WASHINGTON — Russia has begun pulling most of its roughly 40,000 troops away from its border with Ukraine, a move that U.S. and NATO officials called encouraging.
Defense Secretary Chuck Hagel said that the movement of soldiers and equipment was promising but that all of the Russian troops shifted to the area since March needed to be withdrawn.
The troop movement this week was taken as a concrete sign that Moscow is de-escalating its confrontation with Ukraine, which began with the overthrow of pro-Russia President Viktor Yanukovich in February and continued through recent separatist uprisings in Ukraine's east.
Russian President Vladimir Putin announced the pullback Monday, saying the troops had concluded what he labeled military exercises. But with fighting between pro-Russia separatists and Ukrainian troops continuing, U.S. officials are holding off on declaring the crisis over.

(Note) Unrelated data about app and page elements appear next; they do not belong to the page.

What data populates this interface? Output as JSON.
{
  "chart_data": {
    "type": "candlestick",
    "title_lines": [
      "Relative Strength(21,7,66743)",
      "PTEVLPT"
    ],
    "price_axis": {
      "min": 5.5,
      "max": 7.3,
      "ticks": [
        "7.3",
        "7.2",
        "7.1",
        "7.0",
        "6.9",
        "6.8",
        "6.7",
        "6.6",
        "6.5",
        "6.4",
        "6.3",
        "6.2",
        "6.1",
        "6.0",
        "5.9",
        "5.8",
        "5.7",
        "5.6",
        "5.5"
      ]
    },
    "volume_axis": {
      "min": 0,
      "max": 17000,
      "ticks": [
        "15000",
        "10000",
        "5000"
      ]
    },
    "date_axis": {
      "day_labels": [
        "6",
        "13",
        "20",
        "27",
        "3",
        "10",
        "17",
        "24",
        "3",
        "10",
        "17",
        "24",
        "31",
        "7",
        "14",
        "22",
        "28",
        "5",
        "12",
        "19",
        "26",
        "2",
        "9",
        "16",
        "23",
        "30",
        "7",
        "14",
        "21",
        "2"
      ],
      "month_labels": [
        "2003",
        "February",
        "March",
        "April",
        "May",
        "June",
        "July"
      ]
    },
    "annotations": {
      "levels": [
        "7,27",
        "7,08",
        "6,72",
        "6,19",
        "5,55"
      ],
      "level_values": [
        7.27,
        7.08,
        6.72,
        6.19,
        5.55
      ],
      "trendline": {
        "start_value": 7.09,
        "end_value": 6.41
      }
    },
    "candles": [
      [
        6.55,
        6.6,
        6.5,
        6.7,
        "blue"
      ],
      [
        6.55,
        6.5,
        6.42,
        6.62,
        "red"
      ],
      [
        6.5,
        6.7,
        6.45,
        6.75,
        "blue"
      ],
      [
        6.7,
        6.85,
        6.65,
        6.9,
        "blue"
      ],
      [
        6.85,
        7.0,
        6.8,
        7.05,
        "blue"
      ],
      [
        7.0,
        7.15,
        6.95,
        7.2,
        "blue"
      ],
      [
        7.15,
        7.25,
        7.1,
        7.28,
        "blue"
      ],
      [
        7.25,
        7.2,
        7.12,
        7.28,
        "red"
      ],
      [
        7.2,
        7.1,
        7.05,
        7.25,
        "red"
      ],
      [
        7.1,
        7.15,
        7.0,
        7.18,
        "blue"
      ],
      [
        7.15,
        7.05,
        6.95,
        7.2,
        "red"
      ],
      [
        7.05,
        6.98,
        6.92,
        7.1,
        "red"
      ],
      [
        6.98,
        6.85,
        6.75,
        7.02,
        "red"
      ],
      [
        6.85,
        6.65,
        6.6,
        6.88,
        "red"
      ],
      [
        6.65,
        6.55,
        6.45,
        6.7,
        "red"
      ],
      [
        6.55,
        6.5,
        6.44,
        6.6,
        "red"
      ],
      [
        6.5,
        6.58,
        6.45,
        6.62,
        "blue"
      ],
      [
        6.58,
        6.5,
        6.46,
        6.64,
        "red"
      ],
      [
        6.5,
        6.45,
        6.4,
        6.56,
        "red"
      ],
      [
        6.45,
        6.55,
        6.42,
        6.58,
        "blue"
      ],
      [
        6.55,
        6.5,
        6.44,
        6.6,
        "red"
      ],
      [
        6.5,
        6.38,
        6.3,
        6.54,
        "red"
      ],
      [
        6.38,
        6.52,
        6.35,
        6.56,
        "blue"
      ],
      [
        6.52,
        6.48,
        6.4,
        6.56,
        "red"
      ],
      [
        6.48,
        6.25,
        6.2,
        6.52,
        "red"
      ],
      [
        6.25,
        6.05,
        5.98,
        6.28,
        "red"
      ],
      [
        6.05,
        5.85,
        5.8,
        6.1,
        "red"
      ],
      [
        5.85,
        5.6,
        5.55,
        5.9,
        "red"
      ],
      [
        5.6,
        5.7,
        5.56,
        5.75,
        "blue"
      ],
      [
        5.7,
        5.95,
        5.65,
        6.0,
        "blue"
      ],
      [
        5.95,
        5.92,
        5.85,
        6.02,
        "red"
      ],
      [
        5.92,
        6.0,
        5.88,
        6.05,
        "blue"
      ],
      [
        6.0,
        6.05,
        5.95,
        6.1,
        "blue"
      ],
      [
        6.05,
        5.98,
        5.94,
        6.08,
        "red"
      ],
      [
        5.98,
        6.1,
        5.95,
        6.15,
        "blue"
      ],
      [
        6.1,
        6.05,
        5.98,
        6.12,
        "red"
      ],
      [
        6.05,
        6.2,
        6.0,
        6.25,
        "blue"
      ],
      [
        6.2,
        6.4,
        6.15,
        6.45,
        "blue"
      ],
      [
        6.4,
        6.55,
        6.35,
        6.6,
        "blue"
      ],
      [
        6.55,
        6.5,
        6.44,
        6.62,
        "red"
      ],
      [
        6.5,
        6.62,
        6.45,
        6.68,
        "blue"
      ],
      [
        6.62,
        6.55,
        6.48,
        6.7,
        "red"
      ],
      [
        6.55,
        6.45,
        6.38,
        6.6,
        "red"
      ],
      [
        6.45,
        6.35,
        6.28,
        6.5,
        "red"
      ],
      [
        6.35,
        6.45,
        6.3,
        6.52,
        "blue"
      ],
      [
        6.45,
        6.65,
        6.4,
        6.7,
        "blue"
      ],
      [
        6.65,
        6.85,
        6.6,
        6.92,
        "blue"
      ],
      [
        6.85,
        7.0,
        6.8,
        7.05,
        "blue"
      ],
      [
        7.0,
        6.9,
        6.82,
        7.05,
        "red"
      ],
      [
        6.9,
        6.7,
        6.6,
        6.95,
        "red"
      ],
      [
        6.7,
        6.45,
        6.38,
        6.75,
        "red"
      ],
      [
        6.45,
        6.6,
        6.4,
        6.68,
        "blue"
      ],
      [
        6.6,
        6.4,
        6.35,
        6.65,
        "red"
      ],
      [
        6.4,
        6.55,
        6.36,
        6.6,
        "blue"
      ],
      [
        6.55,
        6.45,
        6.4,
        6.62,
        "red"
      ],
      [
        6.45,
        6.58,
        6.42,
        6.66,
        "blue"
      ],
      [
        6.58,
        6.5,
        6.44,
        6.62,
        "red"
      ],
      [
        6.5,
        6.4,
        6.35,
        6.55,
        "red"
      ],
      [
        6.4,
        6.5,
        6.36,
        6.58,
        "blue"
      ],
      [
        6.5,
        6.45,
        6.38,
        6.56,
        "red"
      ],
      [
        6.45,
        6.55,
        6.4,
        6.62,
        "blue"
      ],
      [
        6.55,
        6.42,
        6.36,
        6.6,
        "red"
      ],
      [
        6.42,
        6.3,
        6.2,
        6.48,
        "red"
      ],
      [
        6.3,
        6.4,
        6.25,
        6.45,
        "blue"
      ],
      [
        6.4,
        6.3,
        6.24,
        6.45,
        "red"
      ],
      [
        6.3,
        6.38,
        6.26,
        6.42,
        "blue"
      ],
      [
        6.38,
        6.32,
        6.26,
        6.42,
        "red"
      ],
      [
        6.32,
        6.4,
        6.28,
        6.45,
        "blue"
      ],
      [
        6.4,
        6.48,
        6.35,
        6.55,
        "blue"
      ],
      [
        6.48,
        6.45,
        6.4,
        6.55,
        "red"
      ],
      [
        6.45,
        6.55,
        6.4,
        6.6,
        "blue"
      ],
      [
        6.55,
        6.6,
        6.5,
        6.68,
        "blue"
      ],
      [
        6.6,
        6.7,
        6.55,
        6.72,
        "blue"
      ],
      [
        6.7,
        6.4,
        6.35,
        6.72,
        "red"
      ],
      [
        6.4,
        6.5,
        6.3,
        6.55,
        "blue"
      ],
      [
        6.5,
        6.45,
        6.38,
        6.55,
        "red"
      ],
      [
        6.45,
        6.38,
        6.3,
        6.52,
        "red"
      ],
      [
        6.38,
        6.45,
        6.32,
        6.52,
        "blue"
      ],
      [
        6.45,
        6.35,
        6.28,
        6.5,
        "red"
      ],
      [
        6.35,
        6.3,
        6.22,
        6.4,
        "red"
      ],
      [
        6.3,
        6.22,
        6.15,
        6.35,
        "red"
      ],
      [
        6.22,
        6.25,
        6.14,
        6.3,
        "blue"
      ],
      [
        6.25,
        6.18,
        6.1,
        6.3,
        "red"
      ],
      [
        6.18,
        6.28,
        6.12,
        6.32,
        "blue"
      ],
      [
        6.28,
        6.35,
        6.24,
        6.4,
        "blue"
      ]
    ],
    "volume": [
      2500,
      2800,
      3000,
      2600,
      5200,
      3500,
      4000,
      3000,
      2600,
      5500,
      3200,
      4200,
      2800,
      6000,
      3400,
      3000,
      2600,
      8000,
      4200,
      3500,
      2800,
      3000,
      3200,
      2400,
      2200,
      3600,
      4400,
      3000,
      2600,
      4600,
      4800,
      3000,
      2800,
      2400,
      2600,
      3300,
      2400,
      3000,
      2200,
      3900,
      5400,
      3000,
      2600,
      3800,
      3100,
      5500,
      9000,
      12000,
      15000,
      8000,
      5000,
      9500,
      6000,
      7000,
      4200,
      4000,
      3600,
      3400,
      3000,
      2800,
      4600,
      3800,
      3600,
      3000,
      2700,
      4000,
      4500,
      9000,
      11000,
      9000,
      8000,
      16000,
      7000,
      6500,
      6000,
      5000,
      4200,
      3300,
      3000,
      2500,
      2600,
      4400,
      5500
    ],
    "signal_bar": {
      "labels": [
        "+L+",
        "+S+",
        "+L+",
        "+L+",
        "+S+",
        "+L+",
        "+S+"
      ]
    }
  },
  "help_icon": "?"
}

"We do know that thousands of Russian troops have been pulled back and are moving away, but we also know that there are thousands of Russian troops still there that have not yet moved," Hagel told reporters traveling with him in Singapore.
A U.S. defense official told the Los Angeles Times that satellite imagery and other intelligence indicated that Russian forces were packing up and leaving in large numbers.
In some places, the troops were preparing to load armored vehicles onto rail cars, a sign they were being transported back to bases away from the border, said the official, who requested anonymity to discuss intelligence.
Seven Russian battalions — several thousand troops — remain in place near the border, officials said.
Anders Fogh Rasmussen, secretary-general of the North Atlantic Treaty Organization, said at an alliance meeting in Lithuania that NATO countries and Russia would meet Monday in Brussels to discuss Ukraine, the first face-to-face session since NATO froze relations with Moscow after Russia annexed Ukraine's Crimean peninsula in March.